▸ Your instructions
Output the full listing word for word.

▸ Entries supplied
----------

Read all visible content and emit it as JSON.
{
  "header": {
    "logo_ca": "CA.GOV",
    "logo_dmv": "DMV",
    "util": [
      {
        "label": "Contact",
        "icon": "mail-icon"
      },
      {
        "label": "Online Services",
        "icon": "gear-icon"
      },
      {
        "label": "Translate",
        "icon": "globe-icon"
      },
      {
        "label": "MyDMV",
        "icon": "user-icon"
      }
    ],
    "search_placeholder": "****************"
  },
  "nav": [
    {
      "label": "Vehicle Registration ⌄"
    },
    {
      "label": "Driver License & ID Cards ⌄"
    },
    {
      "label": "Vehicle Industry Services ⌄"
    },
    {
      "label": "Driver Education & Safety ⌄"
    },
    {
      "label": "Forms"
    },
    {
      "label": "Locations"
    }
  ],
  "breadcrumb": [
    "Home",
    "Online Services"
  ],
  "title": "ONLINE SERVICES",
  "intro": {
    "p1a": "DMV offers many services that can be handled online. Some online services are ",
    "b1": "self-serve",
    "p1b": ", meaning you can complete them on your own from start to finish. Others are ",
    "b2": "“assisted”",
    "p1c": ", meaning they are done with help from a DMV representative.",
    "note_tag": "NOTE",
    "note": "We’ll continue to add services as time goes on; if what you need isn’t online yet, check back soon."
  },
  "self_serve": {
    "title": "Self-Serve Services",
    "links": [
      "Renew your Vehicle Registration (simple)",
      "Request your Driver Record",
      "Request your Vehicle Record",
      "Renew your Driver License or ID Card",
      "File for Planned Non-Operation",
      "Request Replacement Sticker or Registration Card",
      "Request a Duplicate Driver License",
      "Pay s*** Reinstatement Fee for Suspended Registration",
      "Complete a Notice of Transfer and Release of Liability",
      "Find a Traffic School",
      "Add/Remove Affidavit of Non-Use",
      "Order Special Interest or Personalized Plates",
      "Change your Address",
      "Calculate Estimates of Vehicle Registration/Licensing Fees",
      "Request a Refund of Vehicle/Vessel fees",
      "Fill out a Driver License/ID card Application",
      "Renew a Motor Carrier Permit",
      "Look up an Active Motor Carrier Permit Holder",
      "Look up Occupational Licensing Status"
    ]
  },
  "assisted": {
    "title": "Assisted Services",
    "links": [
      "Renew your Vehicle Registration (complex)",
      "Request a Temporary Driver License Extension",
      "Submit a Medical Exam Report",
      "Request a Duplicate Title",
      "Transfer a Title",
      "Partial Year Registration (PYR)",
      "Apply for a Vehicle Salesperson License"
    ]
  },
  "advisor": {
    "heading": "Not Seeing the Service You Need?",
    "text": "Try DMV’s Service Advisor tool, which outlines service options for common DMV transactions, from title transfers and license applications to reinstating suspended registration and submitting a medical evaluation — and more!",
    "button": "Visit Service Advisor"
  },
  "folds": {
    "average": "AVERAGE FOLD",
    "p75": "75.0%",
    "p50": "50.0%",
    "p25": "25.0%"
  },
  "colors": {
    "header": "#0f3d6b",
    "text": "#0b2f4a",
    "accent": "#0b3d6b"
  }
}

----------

▸ Answer box
Read all visible content and emit it as JSON.
{
  "header": {
    "logo_ca": "CA.GOV",
    "logo_dmv": "DMV",
    "util": [
      {
        "label": "Contact",
        "icon": "mail-icon"
      },
      {
        "label": "Online Services",
        "icon": "gear-icon"
      },
      {
        "label": "Translate",
        "icon": "globe-icon"
      },
      {
        "label": "MyDMV",
        "icon": "user-icon"
      }
    ],
    "search_placeholder": "****************"
  },
  "nav": [
    {
      "label": "Vehicle Registration ⌄"
    },
    {
      "label": "Driver License & ID Cards ⌄"
    },
    {
      "label": "Vehicle Industry Services ⌄"
    },
    {
      "label": "Driver Education & Safety ⌄"
    },
    {
      "label": "Forms"
    },
    {
      "label": "Locations"
    }
  ],
  "breadcrumb": [
    "Home",
    "Online Services"
  ],
  "title": "ONLINE SERVICES",
  "intro": {
    "p1a": "DMV offers many services that can be handled online. Some online services are ",
    "b1": "self-serve",
    "p1b": ", meaning you can complete them on your own from start to finish. Others are ",
    "b2": "“assisted”",
    "p1c": ", meaning they are done with help from a DMV representative.",
    "note_tag": "NOTE",
    "note": "We’ll continue to add services as time goes on; if what you need isn’t online yet, check back soon."
  },
  "self_serve": {
    "title": "Self-Serve Services",
    "links": [
      "Renew your Vehicle Registration (simple)",
      "Request your Driver Record",
      "Request your Vehicle Record",
      "Renew your Driver License or ID Card",
      "File for Planned Non-Operation",
      "Request Replacement Sticker or Registration Card",
      "Request a Duplicate Driver License",
      "Pay s*** Reinstatement Fee for Suspended Registration",
      "Complete a Notice of Transfer and Release of Liability",
      "Find a Traffic School",
      "Add/Remove Affidavit of Non-Use",
      "Order Special Interest or Personalized Plates",
      "Change your Address",
      "Calculate Estimates of Vehicle Registration/Licensing Fees",
      "Request a Refund of Vehicle/Vessel fees",
      "Fill out a Driver License/ID card Application",
      "Renew a Motor Carrier Permit",
      "Look up an Active Motor Carrier Permit Holder",
      "Look up Occupational Licensing Status"
    ]
  },
  "assisted": {
    "title": "Assisted Services",
    "links": [
      "Renew your Vehicle Registration (complex)",
      "Request a Temporary Driver License Extension",
      "Submit a Medical Exam Report",
      "Request a Duplicate Title",
      "Transfer a Title",
      "Partial Year Registration (PYR)",
      "Apply for a Vehicle Salesperson License"
    ]
  },
  "advisor": {
    "heading": "Not Seeing the Service You Need?",
    "text": "Try DMV’s Service Advisor tool, which outlines service options for common DMV transactions, from title transfers and license applications to reinstating suspended registration and submitting a medical evaluation — and more!",
    "button": "Visit Service Advisor"
  },
  "folds": {
    "average": "AVERAGE FOLD",
    "p75": "75.0%",
    "p50": "50.0%",
    "p25": "25.0%"
  },
  "colors": {
    "header": "#0f3d6b",
    "text": "#0b2f4a",
    "accent": "#0b3d6b"
  }
}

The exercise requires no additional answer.